And, after just coming into office, Gen. Kelly engineered the canning of Anthony "The Mooch" Scaramucci.
Well, good riddance in my view, if for no other reason than that he's yet another graduate of Harvard Law School, which he credits with his success in business. Harvard (and Yale) law schools seem to be the golden ticket, which they should not be. Graduate from a law school and you ought to be required to try at least a dozen small claims cases. If you haven't, the bread line for you.
While having gone to Harvard Law School is reason enough, in my view, to get the axe, an additional reason centered on his volatile personality and in particular the language he used in an interview with a New Yorker reporter. That latter event unfortunately says something about the nature of a lot of language in the law, I fear, as lawyers are pretty bad about using off color language amongst themselves.
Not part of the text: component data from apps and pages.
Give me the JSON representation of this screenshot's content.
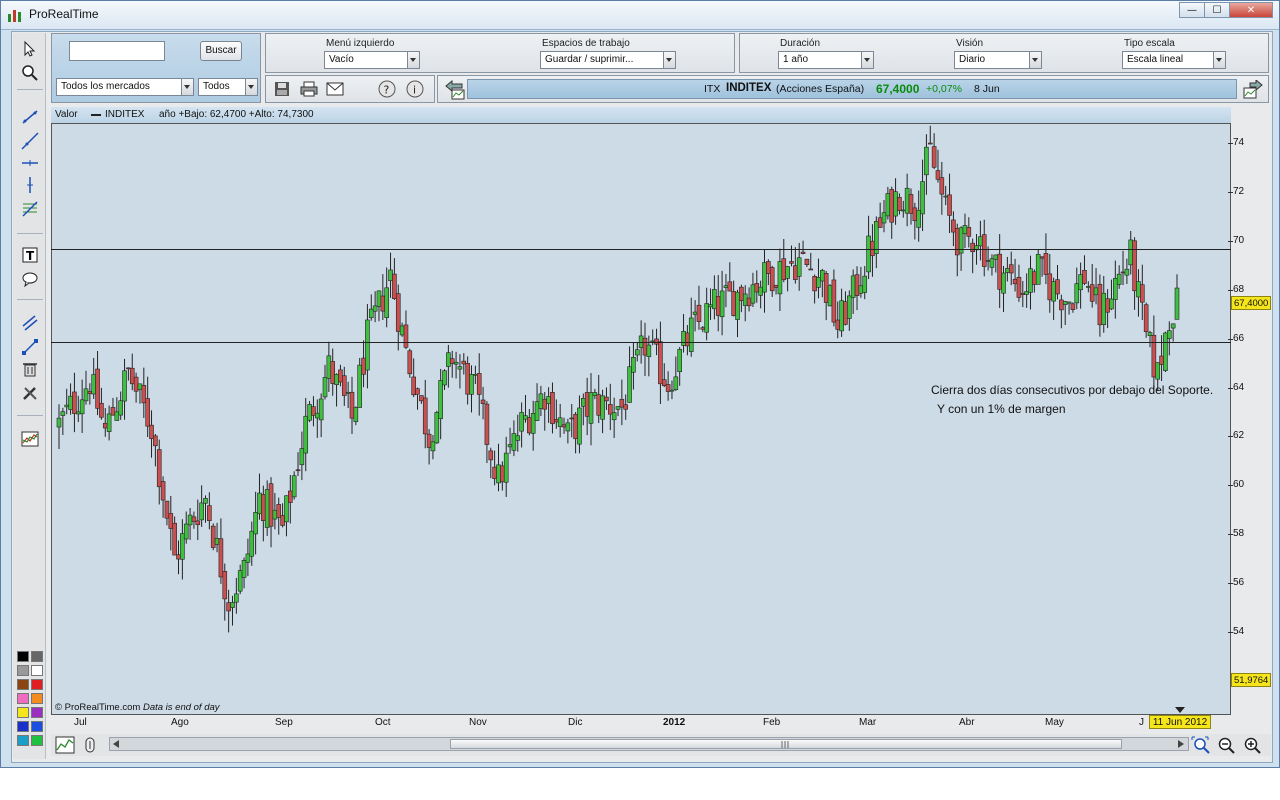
{
  "window": {
    "title": "ProRealTime",
    "minimize": "—",
    "maximize": "☐",
    "close": "✕"
  },
  "search": {
    "value": "",
    "button": "Buscar"
  },
  "market_filter": {
    "market": "Todos los mercados",
    "type": "Todos"
  },
  "menus": {
    "menu_izquierdo": {
      "label": "Menú izquierdo",
      "value": "Vacío"
    },
    "espacios": {
      "label": "Espacios de trabajo",
      "value": "Guardar / suprimir..."
    },
    "duracion": {
      "label": "Duración",
      "value": "1 año"
    },
    "vision": {
      "label": "Visión",
      "value": "Diario"
    },
    "tipo_escala": {
      "label": "Tipo escala",
      "value": "Escala lineal"
    }
  },
  "ticker": {
    "code": "ITX",
    "name": "INDITEX",
    "market": "(Acciones España)",
    "price": "67,4000",
    "change": "+0,07%",
    "date": "8 Jun"
  },
  "chart_header": {
    "valor": "Valor",
    "instrument": "INDITEX",
    "info": "año +Bajo: 62,4700 +Alto: 74,7300"
  },
  "annotations": {
    "line1": "Cierra dos días consecutivos por debajo del Soporte.",
    "line2": "Y con un 1% de margen"
  },
  "price_tags": {
    "current": "67,4000",
    "low": "51,9764"
  },
  "credit": {
    "site": "© ProRealTime.com",
    "note": "Data is end of day"
  },
  "date_badge": "11 Jun 2012",
  "chart_data": {
    "type": "candlestick",
    "instrument": "INDITEX",
    "timeframe": "Diario",
    "y_ticks": [
      54,
      56,
      58,
      60,
      62,
      64,
      66,
      68,
      70,
      72,
      74
    ],
    "ylim": [
      51.4,
      74.8
    ],
    "x_labels": [
      "Jul",
      "Ago",
      "Sep",
      "Oct",
      "Nov",
      "Dic",
      "2012",
      "Feb",
      "Mar",
      "Abr",
      "May",
      "J"
    ],
    "support_resistance": [
      65.8,
      69.6
    ],
    "anchors": [
      {
        "i": 0,
        "v": 62.5
      },
      {
        "i": 8,
        "v": 64.3
      },
      {
        "i": 12,
        "v": 62.2
      },
      {
        "i": 18,
        "v": 64.6
      },
      {
        "i": 24,
        "v": 62.4
      },
      {
        "i": 30,
        "v": 57.0
      },
      {
        "i": 34,
        "v": 58.5
      },
      {
        "i": 38,
        "v": 59.5
      },
      {
        "i": 44,
        "v": 55.3
      },
      {
        "i": 48,
        "v": 56.5
      },
      {
        "i": 52,
        "v": 59.5
      },
      {
        "i": 58,
        "v": 58.2
      },
      {
        "i": 64,
        "v": 62.5
      },
      {
        "i": 70,
        "v": 64.8
      },
      {
        "i": 76,
        "v": 62.7
      },
      {
        "i": 80,
        "v": 66.0
      },
      {
        "i": 86,
        "v": 68.6
      },
      {
        "i": 90,
        "v": 65.5
      },
      {
        "i": 96,
        "v": 62.0
      },
      {
        "i": 102,
        "v": 65.3
      },
      {
        "i": 108,
        "v": 63.8
      },
      {
        "i": 114,
        "v": 60.2
      },
      {
        "i": 120,
        "v": 62.5
      },
      {
        "i": 126,
        "v": 63.8
      },
      {
        "i": 132,
        "v": 62.0
      },
      {
        "i": 138,
        "v": 63.4
      },
      {
        "i": 146,
        "v": 63.2
      },
      {
        "i": 152,
        "v": 65.8
      },
      {
        "i": 158,
        "v": 64.2
      },
      {
        "i": 164,
        "v": 66.3
      },
      {
        "i": 170,
        "v": 67.3
      },
      {
        "i": 178,
        "v": 68.0
      },
      {
        "i": 186,
        "v": 68.8
      },
      {
        "i": 192,
        "v": 69.2
      },
      {
        "i": 198,
        "v": 68.5
      },
      {
        "i": 202,
        "v": 66.5
      },
      {
        "i": 206,
        "v": 67.8
      },
      {
        "i": 210,
        "v": 69.5
      },
      {
        "i": 214,
        "v": 71.0
      },
      {
        "i": 218,
        "v": 72.0
      },
      {
        "i": 222,
        "v": 71.5
      },
      {
        "i": 226,
        "v": 73.6
      },
      {
        "i": 230,
        "v": 71.2
      },
      {
        "i": 234,
        "v": 69.8
      },
      {
        "i": 238,
        "v": 70.3
      },
      {
        "i": 242,
        "v": 69.0
      },
      {
        "i": 246,
        "v": 68.6
      },
      {
        "i": 250,
        "v": 68.0
      },
      {
        "i": 254,
        "v": 68.8
      },
      {
        "i": 258,
        "v": 68.0
      },
      {
        "i": 262,
        "v": 67.6
      },
      {
        "i": 266,
        "v": 68.6
      },
      {
        "i": 270,
        "v": 66.9
      },
      {
        "i": 274,
        "v": 68.3
      },
      {
        "i": 278,
        "v": 69.3
      },
      {
        "i": 282,
        "v": 66.0
      },
      {
        "i": 285,
        "v": 64.5
      },
      {
        "i": 288,
        "v": 67.0
      },
      {
        "i": 290,
        "v": 67.4
      }
    ],
    "candle_count": 291
  }
}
Of course, American speech has coarsened enormously over recent years anyhow, so this is yet another example of how the public tends to be shocked by language used in one camp that they may very well, in some circumstances, use themselves. There was a lot of "we can't even repeat this" in the press, but quite frankly language of that type, no matter how disgustingly vulgar, is pretty common.
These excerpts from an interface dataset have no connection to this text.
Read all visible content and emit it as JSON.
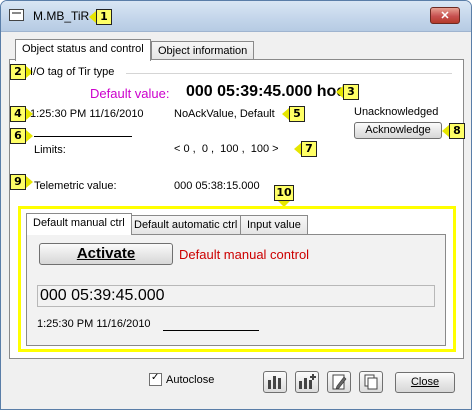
{
  "window": {
    "title": "M.MB_TiR",
    "close_glyph": "✕"
  },
  "tabs": [
    {
      "label": "Object status and control"
    },
    {
      "label": "Object information"
    }
  ],
  "status": {
    "io_tag": "I/O tag of Tir type",
    "default_value_label": "Default value:",
    "default_value": "000 05:39:45.000 hod.",
    "timestamp": "1:25:30 PM 11/16/2010",
    "flags": "NoAckValue, Default",
    "ack_state": "Unacknowledged",
    "acknowledge_label": "Acknowledge",
    "limits_label": "Limits:",
    "limits_value": "< 0 ,  0 ,  100 ,  100 >",
    "telemetric_label": "Telemetric value:",
    "telemetric_value": "000 05:38:15.000"
  },
  "control": {
    "tabs": [
      {
        "label": "Default manual ctrl"
      },
      {
        "label": "Default automatic ctrl"
      },
      {
        "label": "Input value"
      }
    ],
    "activate_label": "Activate",
    "mode_text": "Default manual control",
    "value": "000 05:39:45.000",
    "timestamp": "1:25:30 PM 11/16/2010"
  },
  "footer": {
    "autoclose_label": "Autoclose",
    "autoclose_checked": "✓",
    "close_label": "Close"
  },
  "markers": [
    "1",
    "2",
    "3",
    "4",
    "5",
    "6",
    "7",
    "8",
    "9",
    "10"
  ],
  "colors": {
    "default_value_label": "#cc00cc",
    "mode_text": "#cc0000",
    "marker_fill": "#ffff66",
    "highlight_border": "#ffff00"
  }
}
Not that the wealthy Scaramucci is destined for the breadline.
Of interest, the Italian American Scaramucci was raised in a Catholic family but has been married twice. His second wife Deidre Ball. filed for divorce from Scaramucci after a few years of marriage and having one child with him, and while being second with another, citing her dislike of Donald Trump as a reason.
Closer to home Cindy Hill resurfaced on the front page of the local paper again when her defamation suit against Tim Stubson was dismissed. That it would be dismissed was widely regarded as inevitable by anyone with a legal background so that's no surprise. She, however, was not taking it gracefully as she was complaining in print about the judge who rendered the decision and indicating in a less than graceful way that she'd appeal the decision to the Wyoming Supreme Court. No doubt she will, where the decision of the lower court will be affirmed.
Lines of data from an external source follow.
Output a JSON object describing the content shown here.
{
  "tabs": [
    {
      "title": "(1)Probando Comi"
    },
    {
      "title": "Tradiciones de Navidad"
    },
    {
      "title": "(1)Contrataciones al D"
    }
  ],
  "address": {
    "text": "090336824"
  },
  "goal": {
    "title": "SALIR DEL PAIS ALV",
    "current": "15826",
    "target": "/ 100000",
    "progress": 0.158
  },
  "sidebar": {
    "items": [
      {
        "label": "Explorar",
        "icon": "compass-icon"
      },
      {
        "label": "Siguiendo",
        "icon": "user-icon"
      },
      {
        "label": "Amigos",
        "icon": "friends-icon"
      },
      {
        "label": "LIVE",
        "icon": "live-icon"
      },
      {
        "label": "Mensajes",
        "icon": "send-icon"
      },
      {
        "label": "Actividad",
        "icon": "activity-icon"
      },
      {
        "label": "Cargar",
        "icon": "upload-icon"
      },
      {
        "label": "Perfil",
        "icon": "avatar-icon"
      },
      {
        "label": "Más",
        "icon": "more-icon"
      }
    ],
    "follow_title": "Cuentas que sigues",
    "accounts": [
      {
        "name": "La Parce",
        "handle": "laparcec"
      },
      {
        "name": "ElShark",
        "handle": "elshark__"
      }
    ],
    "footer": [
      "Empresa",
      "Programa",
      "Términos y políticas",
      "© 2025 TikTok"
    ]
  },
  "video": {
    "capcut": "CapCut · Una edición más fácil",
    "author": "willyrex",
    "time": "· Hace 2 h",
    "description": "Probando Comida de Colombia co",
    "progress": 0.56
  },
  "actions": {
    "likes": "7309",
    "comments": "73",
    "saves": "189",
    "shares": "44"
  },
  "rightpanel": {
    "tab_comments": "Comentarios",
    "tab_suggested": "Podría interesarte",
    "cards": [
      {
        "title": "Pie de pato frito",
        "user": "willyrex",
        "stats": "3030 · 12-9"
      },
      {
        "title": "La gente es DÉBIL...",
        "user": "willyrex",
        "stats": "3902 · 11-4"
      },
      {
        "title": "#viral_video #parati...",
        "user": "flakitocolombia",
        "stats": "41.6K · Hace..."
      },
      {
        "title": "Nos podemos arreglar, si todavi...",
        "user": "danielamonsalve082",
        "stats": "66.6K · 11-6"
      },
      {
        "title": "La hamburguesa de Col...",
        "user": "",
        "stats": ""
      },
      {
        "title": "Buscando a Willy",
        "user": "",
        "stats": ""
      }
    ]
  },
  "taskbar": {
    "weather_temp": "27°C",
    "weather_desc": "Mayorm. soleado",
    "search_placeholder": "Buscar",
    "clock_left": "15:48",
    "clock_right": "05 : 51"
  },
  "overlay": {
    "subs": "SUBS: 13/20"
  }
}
Stubson's comments, which appeared on Facebook related to his reasons and that of those in his camp regarding the bill that was found unconstitutional that basically deprived her of power. That bill was at the center of a full scale war in the GOP between what we might term the old guard and radical tea partyers. That war seems to have died down and the tea party camp basically lost, or at least they've been fairly quiet for some time. Stubson would be Congressman now but for LeLand Christensen, or put another way LeLand Christensen would be Congressman now but for Stubson, as they split the majority of the GOP vote, Christensen taking 22% and Stubson 17.7%. That opened the door to Liz Cheney getting the nomination with 39% of the vote. That presumes, of course, that which ever, Stubson or Christensen, would have picked up the balance if the other had not been there, but I suspect that they would have. Cheney, of course, having one will basically be Congressman for life and Wyoming never turns out an incumbent in Congress or in the Governor's seat.